Political reporter William D. Workman speaks at a GOP event in 1962.
Courtesy of South Carolina Political Collections, University of South Carolina
In the 1960s, white newspaper journalists exploited racial divisions to help build the GOP's southern firewall.
Schedule 2 narcotics: Morphine Sulfate, OxyContin and Opana.
Rich Pedroncelli/AP Photo
How can we fight the opioid epidemic? Redesign the drugs, rethink how we assess patients and mandate prescription monitoring.
The Cannon Street All-Stars watch from the stands at the 1955 Little League World Series in Williamsport, Pennsylvania.
1955 Cannon Street All-Stars/Facebook
Charleston's Cannon Street YMCA All-Stars thought they'd have a chance to compete for a spot in the coveted Little League World Series. But South Carolina's Little League director had other ideas.
Clinton greets breakfast diners in South Carolina.
Black women turn out to vote like no other demographic group, and they overwhelmingly vote Democratic. So who are they going to back in the southern primaries?
Sanders arrives in South Carolina.
Sanders can't win the South without the support of black voters, and he doesn't have that.
Members of the Ku Klux Klan rally on the steps of South Carolina’s statehouse.
The votes in South Carolina's presidential primaries are once again expected to fall along racial lines.
A Trump supporter celebrates in South Carolina.
Five takeaways from Trump's South Carolina win.
Rubio (second from left) waves along with South Carolina Gov. Nikki Haley (second from right), U.S. Rep. Trey Gowdy (far left) and U.S. Sen. Tim Scott (far right).
South Carolina is a red state. The GOP candidates know that a win here can lead to the party nomination.
The circus comes to town.
Dirty tricks are a big part of the south's first presidential primary.
Kasich takes his campaign to South Carolina.
Republican presidential candidate John Kasich likes to tout his record as governor of Ohio. Is it a case of oversell?
The flag comes down for the last time.
Symbols can unite and divide. How religion helped turn division over the Confederate flag into consensus.
A tipping point?
On July 6, the South Carolina Senate voted to remove the Confederate flag from the statehouse grounds. In the past white-on-black violence has led to real change - but under specific conditions.

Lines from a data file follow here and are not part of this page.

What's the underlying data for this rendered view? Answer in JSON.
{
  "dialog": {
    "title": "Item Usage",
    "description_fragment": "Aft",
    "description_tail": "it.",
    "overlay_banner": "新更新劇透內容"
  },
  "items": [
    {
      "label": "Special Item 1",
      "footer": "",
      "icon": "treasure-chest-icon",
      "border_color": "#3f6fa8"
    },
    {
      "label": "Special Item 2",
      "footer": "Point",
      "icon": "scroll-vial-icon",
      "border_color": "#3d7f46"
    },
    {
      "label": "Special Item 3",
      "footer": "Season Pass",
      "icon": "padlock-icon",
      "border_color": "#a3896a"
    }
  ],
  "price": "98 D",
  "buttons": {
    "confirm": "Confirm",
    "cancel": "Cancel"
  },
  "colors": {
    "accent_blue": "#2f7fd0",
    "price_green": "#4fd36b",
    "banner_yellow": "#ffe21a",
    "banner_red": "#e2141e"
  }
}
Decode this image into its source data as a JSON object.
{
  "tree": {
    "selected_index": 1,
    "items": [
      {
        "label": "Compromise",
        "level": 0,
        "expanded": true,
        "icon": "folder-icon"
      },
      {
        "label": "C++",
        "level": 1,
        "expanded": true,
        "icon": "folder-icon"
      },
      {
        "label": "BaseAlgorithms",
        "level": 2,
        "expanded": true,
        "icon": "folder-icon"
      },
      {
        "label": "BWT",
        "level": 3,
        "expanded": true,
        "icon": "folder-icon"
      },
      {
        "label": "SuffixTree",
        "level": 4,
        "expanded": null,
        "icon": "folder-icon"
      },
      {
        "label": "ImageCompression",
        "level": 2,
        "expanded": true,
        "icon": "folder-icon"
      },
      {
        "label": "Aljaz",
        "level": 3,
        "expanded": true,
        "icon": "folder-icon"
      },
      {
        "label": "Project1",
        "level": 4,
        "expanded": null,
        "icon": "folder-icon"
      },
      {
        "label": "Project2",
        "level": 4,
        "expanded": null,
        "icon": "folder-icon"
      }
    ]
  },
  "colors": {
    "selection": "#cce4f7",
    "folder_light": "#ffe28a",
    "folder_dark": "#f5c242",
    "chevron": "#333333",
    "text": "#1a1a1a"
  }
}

Ninian Reed flickr
Public opinion on the flag may have shifted with lightning speed, but how did it hold on as long as it did? The answer has to do with how it served both Democratic and Republican parties alike.
The Confederate Battle Flag in front of the South Carolina State House.
Historically, Republican politicians have subtly – and not-so-subtly – exploited racial fears.
Remembering Walter Scott
In many states fathers can be incarcerated for failing to pay child support. This is a crisis that needs addressing.